Lenders typically offer bridging loans for the purposes of residential or commercial property purchase or renovation. For instance, a business buying a new property and renovating it so it is fit for purchase, i.e. a shop fit. It can also be used to help you cover the cost of buying a new property while you sell an existing one.

Bridging finance is most commonly used by homeowners, landlords and property developers.

You may also be able to get bridging finance for other commercial activities, depending on the lender’s appetite. Keep in mind that you will need to have a clear exit plan in place. Lenders will need to know how you are going to pay off the loan in full plus interest if that’s your plan, or if you’ll move to a longer term finance option such as a mortgage. 

For example, a business might decide to pull out equity to carry out a large contract. The client can then clear the loan once the contract is finished and they have received payment.

 

Term requirements

Nearly all lenders will expect you to pay off the loan within a 24-month period. The lender will require evidence of how you plan to pay the loan back, such as through a property sale or by taking out a mortgage. It’s wise to have a plan B repayment strategy in place too. 

There are no exit fees on bridging loans which can make it an attractive option. 

 

Do bridging loans have high interest rates?

Nowadays, bridging loans are very competitive – rates start from 0.45%.

Bridging loans offer two payment methods: retained/rolled up payments and serviced payments. Additional costs to consider are the set up fees which can be around 2% of the loan amount. The Funding Options team can explain the terms and conditions of different bridging loans to you.

 

How much will I be able to borrow with a bridging loan?

Depending on the property’s value, you might be able to borrow between £35,000 and £250 million of bridging finance. In most cases, you’ll be able to borrow up to a loan-to-value (LTV) ratio of 75% of the value of the property.
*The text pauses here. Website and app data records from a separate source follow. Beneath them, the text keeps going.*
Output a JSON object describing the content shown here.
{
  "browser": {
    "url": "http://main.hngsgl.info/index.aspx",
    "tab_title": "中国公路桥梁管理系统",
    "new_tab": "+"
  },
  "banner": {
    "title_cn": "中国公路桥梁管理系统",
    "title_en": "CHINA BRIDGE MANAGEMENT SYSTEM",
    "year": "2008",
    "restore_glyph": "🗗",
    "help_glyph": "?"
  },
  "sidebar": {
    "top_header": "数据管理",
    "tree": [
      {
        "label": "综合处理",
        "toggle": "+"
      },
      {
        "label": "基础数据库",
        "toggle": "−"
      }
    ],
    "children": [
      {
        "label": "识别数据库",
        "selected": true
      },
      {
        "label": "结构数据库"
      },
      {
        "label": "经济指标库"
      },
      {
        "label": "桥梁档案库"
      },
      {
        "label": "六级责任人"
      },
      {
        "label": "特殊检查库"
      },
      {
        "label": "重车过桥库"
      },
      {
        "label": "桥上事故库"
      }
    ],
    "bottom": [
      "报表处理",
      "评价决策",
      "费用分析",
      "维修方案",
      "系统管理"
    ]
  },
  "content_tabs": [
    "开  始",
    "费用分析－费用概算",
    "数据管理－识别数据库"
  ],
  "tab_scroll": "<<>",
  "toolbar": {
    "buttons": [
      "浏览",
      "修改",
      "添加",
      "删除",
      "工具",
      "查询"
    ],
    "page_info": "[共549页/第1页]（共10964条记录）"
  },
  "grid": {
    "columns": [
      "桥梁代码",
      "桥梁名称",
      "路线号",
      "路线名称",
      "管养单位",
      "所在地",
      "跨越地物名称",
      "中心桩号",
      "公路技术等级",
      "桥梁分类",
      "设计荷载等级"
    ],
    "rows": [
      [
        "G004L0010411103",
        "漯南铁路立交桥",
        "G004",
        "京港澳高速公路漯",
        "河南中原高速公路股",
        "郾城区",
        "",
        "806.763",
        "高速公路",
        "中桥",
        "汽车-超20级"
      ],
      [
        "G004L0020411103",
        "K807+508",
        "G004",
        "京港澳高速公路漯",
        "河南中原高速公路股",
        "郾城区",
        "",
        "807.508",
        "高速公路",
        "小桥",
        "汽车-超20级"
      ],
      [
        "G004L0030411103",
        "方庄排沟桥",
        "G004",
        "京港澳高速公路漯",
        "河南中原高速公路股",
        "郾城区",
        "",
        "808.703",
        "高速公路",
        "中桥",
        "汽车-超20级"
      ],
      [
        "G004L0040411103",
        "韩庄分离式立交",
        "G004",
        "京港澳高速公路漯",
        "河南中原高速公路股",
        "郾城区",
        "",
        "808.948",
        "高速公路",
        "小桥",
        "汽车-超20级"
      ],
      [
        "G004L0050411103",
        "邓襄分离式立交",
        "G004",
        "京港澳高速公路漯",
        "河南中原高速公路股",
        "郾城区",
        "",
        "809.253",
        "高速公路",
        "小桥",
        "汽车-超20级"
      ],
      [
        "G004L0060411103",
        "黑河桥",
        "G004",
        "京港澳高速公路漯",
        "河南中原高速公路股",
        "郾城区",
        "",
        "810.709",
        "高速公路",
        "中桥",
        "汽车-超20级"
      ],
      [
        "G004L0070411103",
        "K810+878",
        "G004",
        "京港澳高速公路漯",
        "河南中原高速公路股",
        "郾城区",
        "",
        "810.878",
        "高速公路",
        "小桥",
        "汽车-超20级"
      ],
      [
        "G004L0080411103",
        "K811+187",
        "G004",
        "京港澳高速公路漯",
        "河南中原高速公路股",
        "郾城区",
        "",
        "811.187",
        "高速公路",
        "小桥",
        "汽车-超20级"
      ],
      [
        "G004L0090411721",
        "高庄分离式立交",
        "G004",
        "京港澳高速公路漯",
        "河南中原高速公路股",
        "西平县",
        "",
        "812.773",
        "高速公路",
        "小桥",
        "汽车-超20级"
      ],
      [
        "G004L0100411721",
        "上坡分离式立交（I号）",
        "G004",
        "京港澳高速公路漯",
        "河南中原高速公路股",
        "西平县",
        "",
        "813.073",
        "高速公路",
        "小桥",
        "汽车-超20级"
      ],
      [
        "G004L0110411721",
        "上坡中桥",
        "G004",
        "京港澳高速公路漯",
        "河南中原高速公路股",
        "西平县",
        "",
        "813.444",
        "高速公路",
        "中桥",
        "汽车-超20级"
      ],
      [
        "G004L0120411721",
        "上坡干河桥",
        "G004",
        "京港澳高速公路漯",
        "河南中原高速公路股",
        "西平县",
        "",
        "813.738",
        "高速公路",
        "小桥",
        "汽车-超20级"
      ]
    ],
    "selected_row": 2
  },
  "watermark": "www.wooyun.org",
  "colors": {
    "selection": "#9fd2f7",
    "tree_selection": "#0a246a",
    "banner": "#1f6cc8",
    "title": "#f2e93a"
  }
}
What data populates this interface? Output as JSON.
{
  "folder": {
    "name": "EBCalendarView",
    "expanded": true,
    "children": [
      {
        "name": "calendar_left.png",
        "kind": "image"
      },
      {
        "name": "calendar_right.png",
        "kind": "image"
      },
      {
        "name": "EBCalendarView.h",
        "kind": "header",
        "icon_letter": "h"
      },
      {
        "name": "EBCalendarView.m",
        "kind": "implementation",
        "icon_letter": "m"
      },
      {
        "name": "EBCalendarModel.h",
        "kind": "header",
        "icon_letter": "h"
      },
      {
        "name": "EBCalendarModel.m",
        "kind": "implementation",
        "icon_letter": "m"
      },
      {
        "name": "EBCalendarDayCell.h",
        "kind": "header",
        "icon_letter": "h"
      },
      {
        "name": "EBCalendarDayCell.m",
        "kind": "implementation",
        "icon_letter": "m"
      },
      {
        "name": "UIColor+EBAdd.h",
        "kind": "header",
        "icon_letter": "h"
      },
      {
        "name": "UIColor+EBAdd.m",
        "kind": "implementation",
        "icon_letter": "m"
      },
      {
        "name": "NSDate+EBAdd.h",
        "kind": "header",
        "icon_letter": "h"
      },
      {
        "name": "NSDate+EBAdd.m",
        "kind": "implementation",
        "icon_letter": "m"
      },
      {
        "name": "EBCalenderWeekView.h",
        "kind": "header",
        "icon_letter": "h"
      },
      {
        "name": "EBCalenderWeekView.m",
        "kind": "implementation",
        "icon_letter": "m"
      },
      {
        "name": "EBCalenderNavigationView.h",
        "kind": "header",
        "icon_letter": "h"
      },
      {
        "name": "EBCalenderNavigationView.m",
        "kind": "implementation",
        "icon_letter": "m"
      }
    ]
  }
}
It also depends on whether you are taking out a first charge loan or a second charge loan.

You can find out more about using bridging finance for financing developments, refurbishing properties and buying properties at auction by visiting the Funding Options Knowledge Hub.

Funding Options
Funding Options

Editorial team